But even without recreational effects, ranching has an undesirable impact on Big Sur’s natural environment. Grazing cattle above Highway 1 create terraces and gullies in the hillsides, where soil compacts and accelerates erosion, say Henson and Usner. Heavy rainfall deepens and widens the channels, which, in turn, can cause landslides and slips.
Restricting access to certain beaches and coastal areas is for environmental protection, creating a marine sanctuary for southern sea otters, sea lions, seals and gray and humpback whales. These mammals, as well as intertidal plants, animals and shorebirds are able to live freely in their habitat.
In addition to environmental protection, public safety is a concern. Big Sur is home to steep, unpredictable cliffs. Henson and Usner say nearly 8,000 waves crash along the coast, causing rocks and boulders to shed. Landslides and faults are also common events. Even if access was granted, it would be tricky and people would most likely slip and fall, says Andrew Madsen, public affairs officer at the Los Padres National Forest.
Our next stop was Partington Cove, located in Julia Pfeiffer-Burns State Park. Henson and Usner say that local legend believes the cove was used in the 1920s to export moonshine from distilleries in the Partington area.
We walked about half a mile down steep switchbacks, crossed a manmade bridge and entered a dim tunnel that was carved into the mountain. We were graced by the sight of a small, secluded enclave beneath the walkway. It was crafted by the ocean at the base of the mountain allowing turquoise waves to vigorously unfold without disturbance. I watched the tangled kelp forests swirl beneath the surface and pondered their significance.
Kelp forests are precious and play a lead role in Big Sur’s rich marine system. The kelp creates a safe haven for the southern sea otters, says Connolley. The docile creatures rest their heads and raise their young within these forests.
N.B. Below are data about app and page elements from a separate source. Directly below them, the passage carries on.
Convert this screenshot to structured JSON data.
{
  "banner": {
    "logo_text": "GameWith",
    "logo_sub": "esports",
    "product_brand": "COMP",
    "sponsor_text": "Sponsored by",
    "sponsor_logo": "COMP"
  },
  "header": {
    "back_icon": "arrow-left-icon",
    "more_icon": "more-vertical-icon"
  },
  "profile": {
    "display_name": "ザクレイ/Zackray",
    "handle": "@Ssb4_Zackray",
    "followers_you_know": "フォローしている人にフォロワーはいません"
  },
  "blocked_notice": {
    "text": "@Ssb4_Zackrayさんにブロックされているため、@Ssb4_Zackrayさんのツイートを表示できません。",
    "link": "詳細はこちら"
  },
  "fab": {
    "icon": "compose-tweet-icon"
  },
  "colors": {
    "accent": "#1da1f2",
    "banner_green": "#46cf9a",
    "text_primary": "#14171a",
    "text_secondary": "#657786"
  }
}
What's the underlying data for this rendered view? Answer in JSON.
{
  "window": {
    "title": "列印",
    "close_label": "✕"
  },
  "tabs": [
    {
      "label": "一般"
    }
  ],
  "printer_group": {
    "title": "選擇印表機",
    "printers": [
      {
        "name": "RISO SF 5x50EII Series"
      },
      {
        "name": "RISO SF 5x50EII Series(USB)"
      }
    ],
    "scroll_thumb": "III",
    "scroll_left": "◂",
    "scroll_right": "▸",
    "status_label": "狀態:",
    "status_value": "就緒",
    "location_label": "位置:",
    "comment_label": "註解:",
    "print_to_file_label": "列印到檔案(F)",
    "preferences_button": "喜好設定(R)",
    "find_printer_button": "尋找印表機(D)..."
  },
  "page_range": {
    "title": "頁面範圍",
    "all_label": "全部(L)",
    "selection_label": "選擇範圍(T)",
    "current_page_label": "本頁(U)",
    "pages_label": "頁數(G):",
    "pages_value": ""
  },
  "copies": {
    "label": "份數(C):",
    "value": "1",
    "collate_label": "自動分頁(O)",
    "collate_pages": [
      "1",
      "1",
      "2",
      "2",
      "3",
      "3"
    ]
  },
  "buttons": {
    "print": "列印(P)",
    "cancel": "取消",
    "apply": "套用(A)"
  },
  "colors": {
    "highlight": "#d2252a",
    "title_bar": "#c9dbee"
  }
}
Once older kelp fronds break off, they either wash up onto shore or drift to the bottom of the ocean providing organisms, such as starfish and prawns, with fresh nutrients.
Also in Julia Pfeiffer-Burns State Park, south of Partington Cove, is McWay Falls — our third stop and a focal point for tourists. This 80-foot, spring-fed waterfall shoots out through a fault line in a mountain between hard Salinian rocks and softer conglomerate rock, say Henson and Usner. It free falls year around onto the shore below, where access is restricted. Observers can watch from the highway, or walk 0.3 miles to an overlook lined with lush, coastal scrub. Access or none, this enchanting sight kept every set of eyes around for some time, mine included.
The McWay Canyon area was originally settled by Christopher McWay in 1887, says Henson and Usner. Over time, properties were built and experienced a series of owners. In 1961, property owners and married couple, Lathrop and Helen Brown deeded their properties to the state park system, after 37 years of ownership. Throughout those years, Brown befriended Big Sur native Julia Pfeiffer-Burns. So taken by her “character and spirit,” Brown insisted the park be dedicated to “a true pioneer.”
As usual, locals contrast tourists. Connolley has resided in Big Sur for the past year. Sure, he isn’t a native, but he uses Highway 1 to get groceries — not sightsee. He says it’s a privilege to live in a remarkable area, but experiences the same frustrations as other locals do. Together, they fear for the future of Big Sur. “People tend not to respect it in the way that they should,” he says. “To come all the way across the world to see such a place, I just don’t understand why anyone would treat it that way — meaning trashing the area.”
Although I was a visitor in unfamiliar territory, Big Sur stole my heart. I left with a craving — a craving to better understanding the environment that keeps me breathing and how I can repay it. It’s human nature for me to thirst for places like Big Sur, but vital to not overindulge and infringe on the climate.
For some, Big Sur is home. For others, Big Sur is an adventure. And for most, Big Sur is only a place he or she can visit in their dreams.